Chatterjee said it was his daughter-in-law who informed them about the preserved sperm after his son’s death.
“She moved out of our house permanently within 15 days of my son’s passing away to go back to her parents’ home in Delhi. It was then that she told us about it and had also shown interest to use the sperm for having a child,” Chatterjee said.
According to Chatterjee’s lawyer, Gautam Banerjee, the former school teacher made all efforts to reach out to the daughter-in-law seeking the preserved sperm’s custody. But she remained unreachable every time.
While the mobile numbers were switched off, letters and legal notices sent to them returned no response. It was then that Chatterjee wrote to St Stephens hospital, claiming his right to use the sperm.
On the hospital’s direction, he once again wrote to the daughter-in-law, requesting her to give her no-objection certificate, but received no response.
Chatterjee said he had even spoken to someone about becoming a surrogate mother to his grandchild.
“My son had a PhD in music from Delhi University and topped all his papers. He was academically very bright,” he said.
‘HC gave us no chance; seeking legal advice’
The High Court gave its ruling without even issuing notice to the daughter-in-law, complains Chatterjee.
His second counsel, Pratip Kumar Chatterjee, who argued the matter in the court said: “The bench did not even consider it necessary to issue orders to the woman. They should have at least called her to know what is in her mind and whether she has any objections to the parents using the preserved sperm.”
Even the state and central government advocates were not given a chance to make submissions on the issue. A government lawyer, who appeared in the matter and did not want to be quoted, told ThePrint that a case of this kind required a detailed hearing.
“State should have been allowed to argue on the legal grounds raised in the petition,” the lawyer said.
Chatterjee, however, says he will not give up his efforts so easily. “I am seeking legal advice on what to do next. If required, I will extend the agreement with the hospital to keep the sperm preserved.”

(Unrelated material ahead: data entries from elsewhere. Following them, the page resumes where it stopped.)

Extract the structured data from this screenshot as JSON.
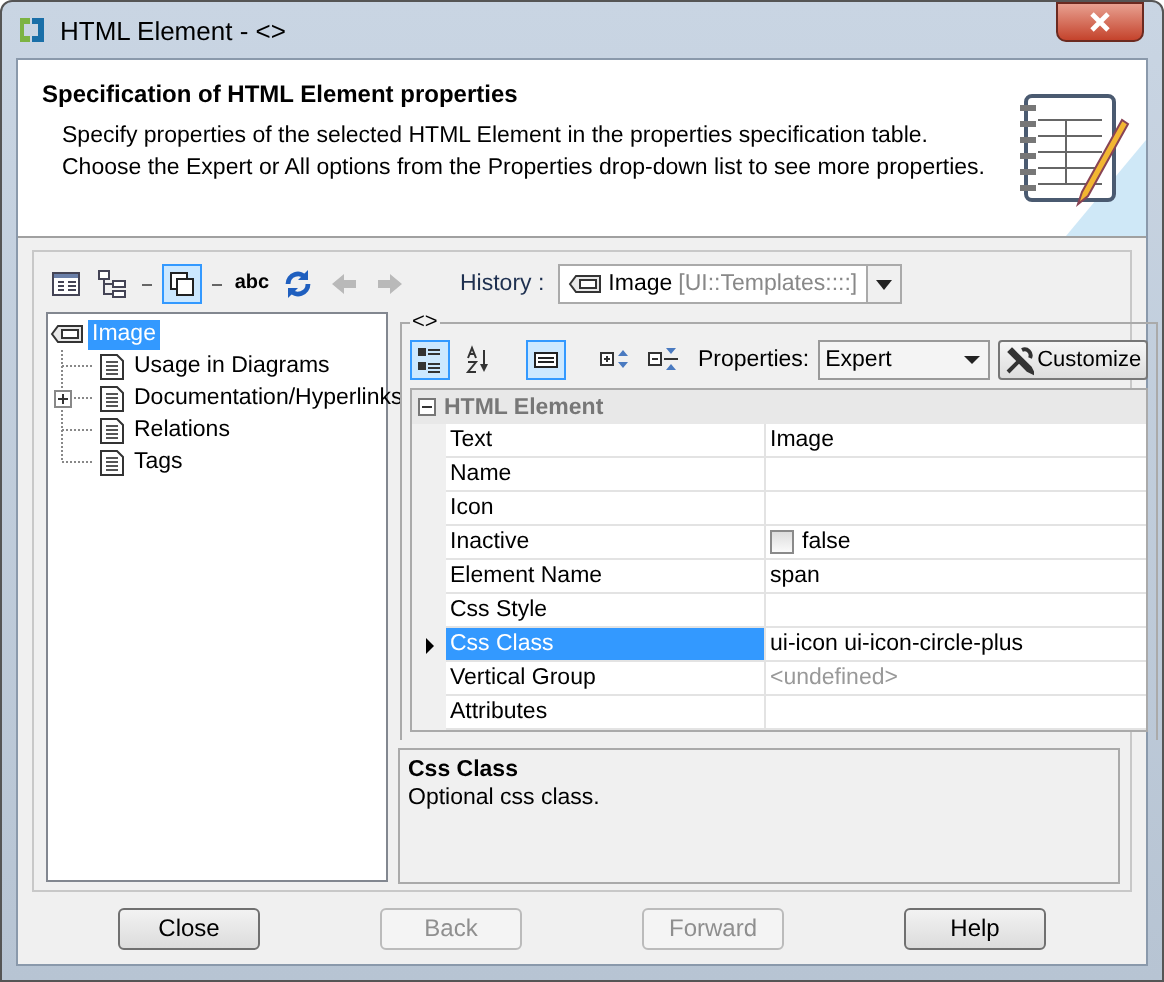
{
  "window": {
    "title": "HTML Element - <>"
  },
  "header": {
    "title": "Specification of HTML Element properties",
    "description": "Specify properties of the selected HTML Element in the properties specification table. Choose the Expert or All options from the Properties drop-down list to see more properties."
  },
  "toolbar": {
    "tools": [
      {
        "kind": "table",
        "on": false,
        "disabled": false
      },
      {
        "kind": "tree",
        "on": false,
        "disabled": false
      },
      {
        "kind": "sep"
      },
      {
        "kind": "copy",
        "on": true,
        "disabled": false
      },
      {
        "kind": "sep"
      },
      {
        "kind": "spell",
        "label": "abc",
        "on": false,
        "disabled": false
      },
      {
        "kind": "refresh",
        "on": false,
        "disabled": false
      },
      {
        "kind": "back",
        "on": false,
        "disabled": true
      },
      {
        "kind": "forward",
        "on": false,
        "disabled": true
      }
    ],
    "history_label": "History :",
    "history_name": "Image",
    "history_path": "[UI::Templates::::]"
  },
  "tree": {
    "label": "Image",
    "selected": true,
    "children": [
      {
        "label": "Usage in Diagrams",
        "expandable": false
      },
      {
        "label": "Documentation/Hyperlinks",
        "expandable": true
      },
      {
        "label": "Relations",
        "expandable": false
      },
      {
        "label": "Tags",
        "expandable": false
      }
    ]
  },
  "panel": {
    "title": "<>",
    "tools": [
      {
        "kind": "categorized",
        "on": true
      },
      {
        "kind": "sort",
        "on": false
      },
      {
        "kind": "description",
        "on": true
      },
      {
        "kind": "expand",
        "on": false
      },
      {
        "kind": "collapse",
        "on": false
      }
    ],
    "properties_label": "Properties:",
    "properties_value": "Expert",
    "customize": "Customize",
    "group": {
      "label": "HTML Element",
      "expanded": true
    },
    "rows": [
      {
        "name": "Text",
        "kind": "text",
        "value": "Image",
        "selected": false
      },
      {
        "name": "Name",
        "kind": "text",
        "selected": false
      },
      {
        "name": "Icon",
        "kind": "text",
        "selected": false
      },
      {
        "name": "Inactive",
        "kind": "checkbox",
        "checked": false,
        "value": "false",
        "selected": false
      },
      {
        "name": "Element Name",
        "kind": "text",
        "value": "span",
        "selected": false
      },
      {
        "name": "Css Style",
        "kind": "text",
        "selected": false
      },
      {
        "name": "Css Class",
        "kind": "text",
        "value": "ui-icon ui-icon-circle-plus",
        "selected": true
      },
      {
        "name": "Vertical Group",
        "kind": "unset",
        "value": "<undefined>",
        "selected": false
      },
      {
        "name": "Attributes",
        "kind": "text",
        "selected": false
      }
    ],
    "description": {
      "title": "Css Class",
      "text": "Optional css class."
    }
  },
  "buttons": [
    {
      "label": "Close",
      "disabled": false
    },
    {
      "label": "Back",
      "disabled": true
    },
    {
      "label": "Forward",
      "disabled": true
    },
    {
      "label": "Help",
      "disabled": false
    }
  ]
}
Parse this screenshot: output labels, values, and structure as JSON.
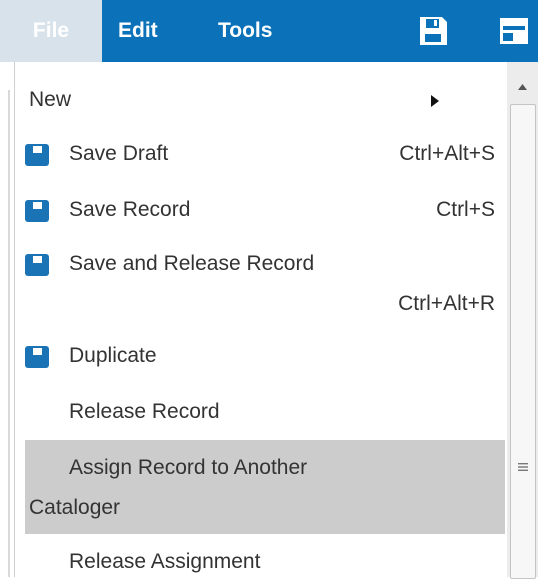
{
  "menubar": {
    "tabs": [
      {
        "label": "File",
        "active": true
      },
      {
        "label": "Edit"
      },
      {
        "label": "Tools"
      }
    ],
    "icons": [
      "save-icon",
      "panel-icon"
    ]
  },
  "menu": {
    "items": [
      {
        "label": "New",
        "has_submenu": true
      },
      {
        "label": "Save Draft",
        "shortcut": "Ctrl+Alt+S",
        "icon": "save-icon"
      },
      {
        "label": "Save Record",
        "shortcut": "Ctrl+S",
        "icon": "save-icon"
      },
      {
        "label": "Save and Release Record",
        "shortcut": "Ctrl+Alt+R",
        "icon": "save-icon"
      },
      {
        "label": "Duplicate",
        "icon": "save-icon"
      },
      {
        "label": "Release Record"
      },
      {
        "label_line1": "Assign Record to Another",
        "label_line2": "Cataloger",
        "highlighted": true
      },
      {
        "label": "Release Assignment"
      }
    ]
  },
  "colors": {
    "menubar": "#0b72b9",
    "active_tab": "#d7e2ea",
    "highlight": "#cccccc",
    "icon": "#1a73b5"
  }
}
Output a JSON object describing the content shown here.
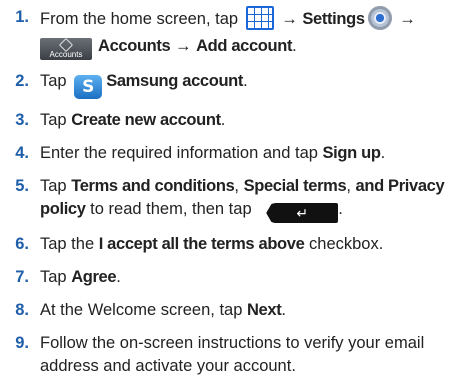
{
  "steps": [
    {
      "num": "1.",
      "line1": {
        "pre": "From the home screen, tap ",
        "arrow1": " → ",
        "settings": "Settings",
        "arrow2": " →"
      },
      "line2": {
        "accounts_icon_label": "Accounts",
        "accounts": "Accounts",
        "arrow": " → ",
        "add_account": "Add account",
        "end": "."
      }
    },
    {
      "num": "2.",
      "pre": "Tap ",
      "bold": "Samsung account",
      "end": "."
    },
    {
      "num": "3.",
      "pre": "Tap ",
      "bold": "Create new account",
      "end": "."
    },
    {
      "num": "4.",
      "pre": "Enter the required information and tap ",
      "bold": "Sign up",
      "end": "."
    },
    {
      "num": "5.",
      "pre": "Tap ",
      "bold1": "Terms and conditions",
      "mid1": ", ",
      "bold2": "Special terms",
      "mid2": ", ",
      "bold3": "and Privacy policy",
      "post": " to read them, then tap ",
      "end": "."
    },
    {
      "num": "6.",
      "pre": "Tap the ",
      "bold": "I accept all the terms above",
      "post": " checkbox."
    },
    {
      "num": "7.",
      "pre": "Tap ",
      "bold": "Agree",
      "end": "."
    },
    {
      "num": "8.",
      "pre": "At the Welcome screen, tap ",
      "bold": "Next",
      "end": "."
    },
    {
      "num": "9.",
      "text": "Follow the on-screen instructions to verify your email address and activate your account."
    }
  ],
  "icons": {
    "apps": "apps-grid-icon",
    "settings": "settings-gear-icon",
    "accounts": "accounts-icon",
    "samsung": "samsung-account-icon",
    "samsung_glyph": "S",
    "back": "back-key-icon",
    "back_glyph": "↵"
  },
  "colors": {
    "number": "#1f5ea8",
    "text": "#222222",
    "icon_blue": "#1a66d6"
  }
}
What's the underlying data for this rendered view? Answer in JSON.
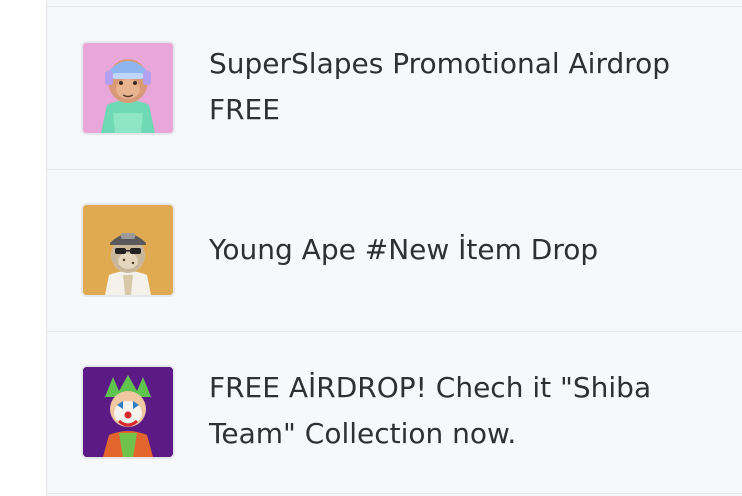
{
  "items": [
    {
      "title": "SuperSlapes Promotional Airdrop FREE",
      "thumb_bg": "#e9a6d8",
      "icon": "ape-helmet-icon"
    },
    {
      "title": "Young Ape #New İtem Drop",
      "thumb_bg": "#e0aa52",
      "icon": "ape-cap-icon"
    },
    {
      "title": "FREE AİRDROP! Chech it \"Shiba Team\" Collection now.",
      "thumb_bg": "#5b1a86",
      "icon": "shiba-clown-icon"
    }
  ],
  "colors": {
    "list_bg": "#f7f8fb",
    "divider": "#e3e5ea",
    "text": "#2e3034"
  }
}
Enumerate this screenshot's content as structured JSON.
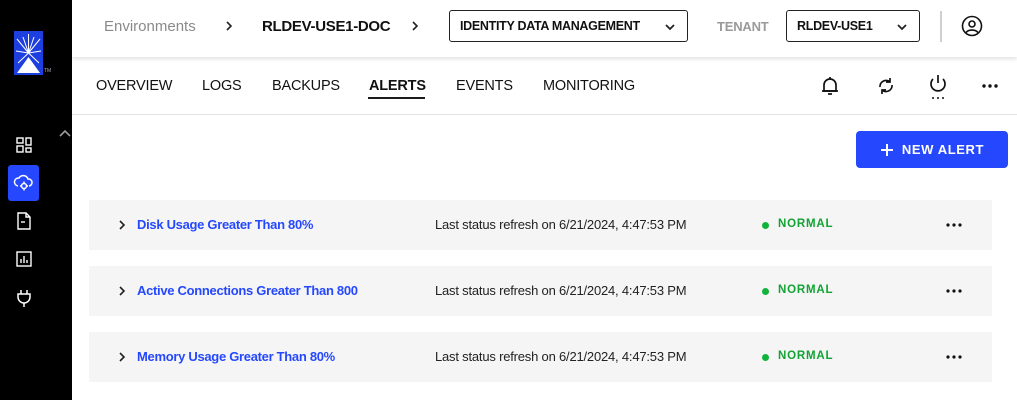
{
  "app": {
    "logo_tm": "TM"
  },
  "breadcrumb": {
    "root": "Environments",
    "environment": "RLDEV-USE1-DOC"
  },
  "header": {
    "product_select_value": "IDENTITY DATA MANAGEMENT",
    "tenant_label": "TENANT",
    "tenant_select_value": "RLDEV-USE1"
  },
  "tabs": [
    {
      "label": "OVERVIEW"
    },
    {
      "label": "LOGS"
    },
    {
      "label": "BACKUPS"
    },
    {
      "label": "ALERTS",
      "active": true
    },
    {
      "label": "EVENTS"
    },
    {
      "label": "MONITORING"
    }
  ],
  "toolbar": {
    "new_alert_label": "NEW ALERT"
  },
  "alerts": [
    {
      "name": "Disk Usage Greater Than 80%",
      "refresh": "Last status refresh on 6/21/2024, 4:47:53 PM",
      "status": "NORMAL"
    },
    {
      "name": "Active Connections Greater Than 800",
      "refresh": "Last status refresh on 6/21/2024, 4:47:53 PM",
      "status": "NORMAL"
    },
    {
      "name": "Memory Usage Greater Than 80%",
      "refresh": "Last status refresh on 6/21/2024, 4:47:53 PM",
      "status": "NORMAL"
    }
  ],
  "colors": {
    "accent": "#2548ff",
    "status_normal": "#12b33a",
    "sidebar_bg": "#000000"
  },
  "icons": [
    "dashboard-icon",
    "cloud-settings-icon",
    "document-icon",
    "report-icon",
    "plug-icon",
    "bell-icon",
    "sync-icon",
    "power-icon",
    "more-icon",
    "user-icon"
  ]
}
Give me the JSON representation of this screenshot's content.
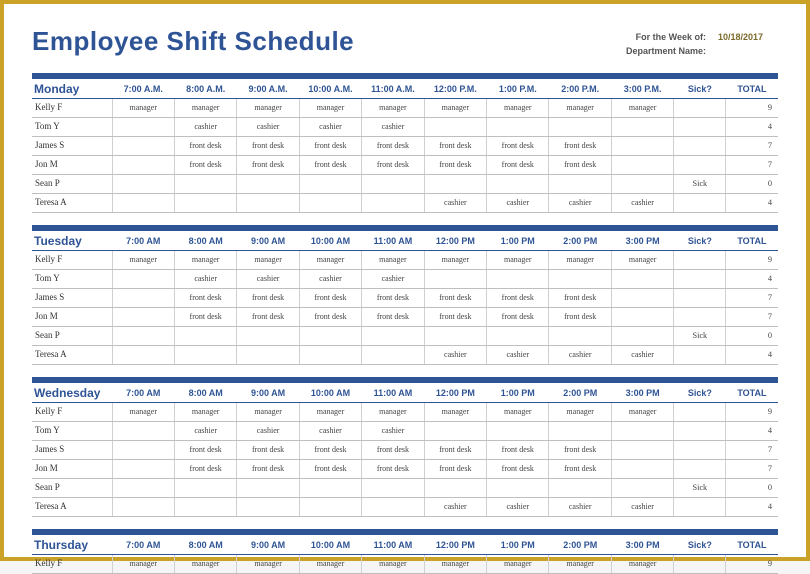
{
  "title": "Employee Shift Schedule",
  "meta": {
    "week_label": "For the Week of:",
    "week_value": "10/18/2017",
    "dept_label": "Department Name:",
    "dept_value": ""
  },
  "columns": {
    "sick": "Sick?",
    "total": "TOTAL"
  },
  "days": [
    {
      "name": "Monday",
      "times": [
        "7:00 A.M.",
        "8:00 A.M.",
        "9:00 A.M.",
        "10:00 A.M.",
        "11:00 A.M.",
        "12:00 P.M.",
        "1:00 P.M.",
        "2:00 P.M.",
        "3:00 P.M."
      ],
      "rows": [
        {
          "emp": "Kelly F",
          "cells": [
            "manager",
            "manager",
            "manager",
            "manager",
            "manager",
            "manager",
            "manager",
            "manager",
            "manager"
          ],
          "sick": "",
          "total": "9"
        },
        {
          "emp": "Tom Y",
          "cells": [
            "",
            "cashier",
            "cashier",
            "cashier",
            "cashier",
            "",
            "",
            "",
            ""
          ],
          "sick": "",
          "total": "4"
        },
        {
          "emp": "James S",
          "cells": [
            "",
            "front desk",
            "front desk",
            "front desk",
            "front desk",
            "front desk",
            "front desk",
            "front desk",
            ""
          ],
          "sick": "",
          "total": "7"
        },
        {
          "emp": "Jon M",
          "cells": [
            "",
            "front desk",
            "front desk",
            "front desk",
            "front desk",
            "front desk",
            "front desk",
            "front desk",
            ""
          ],
          "sick": "",
          "total": "7"
        },
        {
          "emp": "Sean P",
          "cells": [
            "",
            "",
            "",
            "",
            "",
            "",
            "",
            "",
            ""
          ],
          "sick": "Sick",
          "total": "0"
        },
        {
          "emp": "Teresa A",
          "cells": [
            "",
            "",
            "",
            "",
            "",
            "cashier",
            "cashier",
            "cashier",
            "cashier"
          ],
          "sick": "",
          "total": "4"
        }
      ]
    },
    {
      "name": "Tuesday",
      "times": [
        "7:00 AM",
        "8:00 AM",
        "9:00 AM",
        "10:00 AM",
        "11:00 AM",
        "12:00 PM",
        "1:00 PM",
        "2:00 PM",
        "3:00 PM"
      ],
      "rows": [
        {
          "emp": "Kelly F",
          "cells": [
            "manager",
            "manager",
            "manager",
            "manager",
            "manager",
            "manager",
            "manager",
            "manager",
            "manager"
          ],
          "sick": "",
          "total": "9"
        },
        {
          "emp": "Tom Y",
          "cells": [
            "",
            "cashier",
            "cashier",
            "cashier",
            "cashier",
            "",
            "",
            "",
            ""
          ],
          "sick": "",
          "total": "4"
        },
        {
          "emp": "James S",
          "cells": [
            "",
            "front desk",
            "front desk",
            "front desk",
            "front desk",
            "front desk",
            "front desk",
            "front desk",
            ""
          ],
          "sick": "",
          "total": "7"
        },
        {
          "emp": "Jon M",
          "cells": [
            "",
            "front desk",
            "front desk",
            "front desk",
            "front desk",
            "front desk",
            "front desk",
            "front desk",
            ""
          ],
          "sick": "",
          "total": "7"
        },
        {
          "emp": "Sean P",
          "cells": [
            "",
            "",
            "",
            "",
            "",
            "",
            "",
            "",
            ""
          ],
          "sick": "Sick",
          "total": "0"
        },
        {
          "emp": "Teresa A",
          "cells": [
            "",
            "",
            "",
            "",
            "",
            "cashier",
            "cashier",
            "cashier",
            "cashier"
          ],
          "sick": "",
          "total": "4"
        }
      ]
    },
    {
      "name": "Wednesday",
      "times": [
        "7:00 AM",
        "8:00 AM",
        "9:00 AM",
        "10:00 AM",
        "11:00 AM",
        "12:00 PM",
        "1:00 PM",
        "2:00 PM",
        "3:00 PM"
      ],
      "rows": [
        {
          "emp": "Kelly F",
          "cells": [
            "manager",
            "manager",
            "manager",
            "manager",
            "manager",
            "manager",
            "manager",
            "manager",
            "manager"
          ],
          "sick": "",
          "total": "9"
        },
        {
          "emp": "Tom Y",
          "cells": [
            "",
            "cashier",
            "cashier",
            "cashier",
            "cashier",
            "",
            "",
            "",
            ""
          ],
          "sick": "",
          "total": "4"
        },
        {
          "emp": "James S",
          "cells": [
            "",
            "front desk",
            "front desk",
            "front desk",
            "front desk",
            "front desk",
            "front desk",
            "front desk",
            ""
          ],
          "sick": "",
          "total": "7"
        },
        {
          "emp": "Jon M",
          "cells": [
            "",
            "front desk",
            "front desk",
            "front desk",
            "front desk",
            "front desk",
            "front desk",
            "front desk",
            ""
          ],
          "sick": "",
          "total": "7"
        },
        {
          "emp": "Sean P",
          "cells": [
            "",
            "",
            "",
            "",
            "",
            "",
            "",
            "",
            ""
          ],
          "sick": "Sick",
          "total": "0"
        },
        {
          "emp": "Teresa A",
          "cells": [
            "",
            "",
            "",
            "",
            "",
            "cashier",
            "cashier",
            "cashier",
            "cashier"
          ],
          "sick": "",
          "total": "4"
        }
      ]
    },
    {
      "name": "Thursday",
      "times": [
        "7:00 AM",
        "8:00 AM",
        "9:00 AM",
        "10:00 AM",
        "11:00 AM",
        "12:00 PM",
        "1:00 PM",
        "2:00 PM",
        "3:00 PM"
      ],
      "rows": [
        {
          "emp": "Kelly F",
          "cells": [
            "manager",
            "manager",
            "manager",
            "manager",
            "manager",
            "manager",
            "manager",
            "manager",
            "manager"
          ],
          "sick": "",
          "total": "9"
        }
      ]
    }
  ],
  "watermark": ""
}
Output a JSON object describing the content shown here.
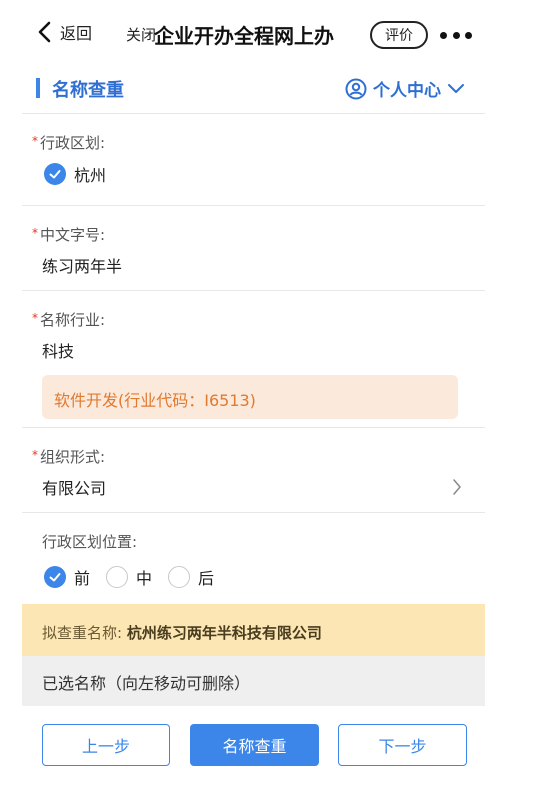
{
  "nav": {
    "back_label": "返回",
    "close_label": "关闭",
    "title": "企业开办全程网上办",
    "rate_label": "评价"
  },
  "header": {
    "title": "名称查重",
    "user_center_label": "个人中心"
  },
  "form": {
    "region": {
      "label": "行政区划:",
      "value": "杭州",
      "checked": true
    },
    "chinese_name": {
      "label": "中文字号:",
      "value": "练习两年半"
    },
    "industry": {
      "label": "名称行业:",
      "value": "科技",
      "suggestion": "软件开发(行业代码：I6513)"
    },
    "org_form": {
      "label": "组织形式:",
      "value": "有限公司"
    },
    "region_position": {
      "label": "行政区划位置:",
      "options": [
        {
          "label": "前",
          "selected": true
        },
        {
          "label": "中",
          "selected": false
        },
        {
          "label": "后",
          "selected": false
        }
      ]
    }
  },
  "proposed": {
    "prefix": "拟查重名称: ",
    "name": "杭州练习两年半科技有限公司"
  },
  "selected_names_label": "已选名称（向左移动可删除）",
  "buttons": {
    "prev": "上一步",
    "check": "名称查重",
    "next": "下一步"
  },
  "colors": {
    "accent": "#3b86e8",
    "required": "#e3371e",
    "suggestion_bg": "#fbe9dc",
    "suggestion_text": "#e07a2f",
    "proposed_bg": "#fbe6b4"
  }
}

Also read: Father doesn’t have ‘fundamental right’ to dead son’s sperm — What Calcutta HC ruling says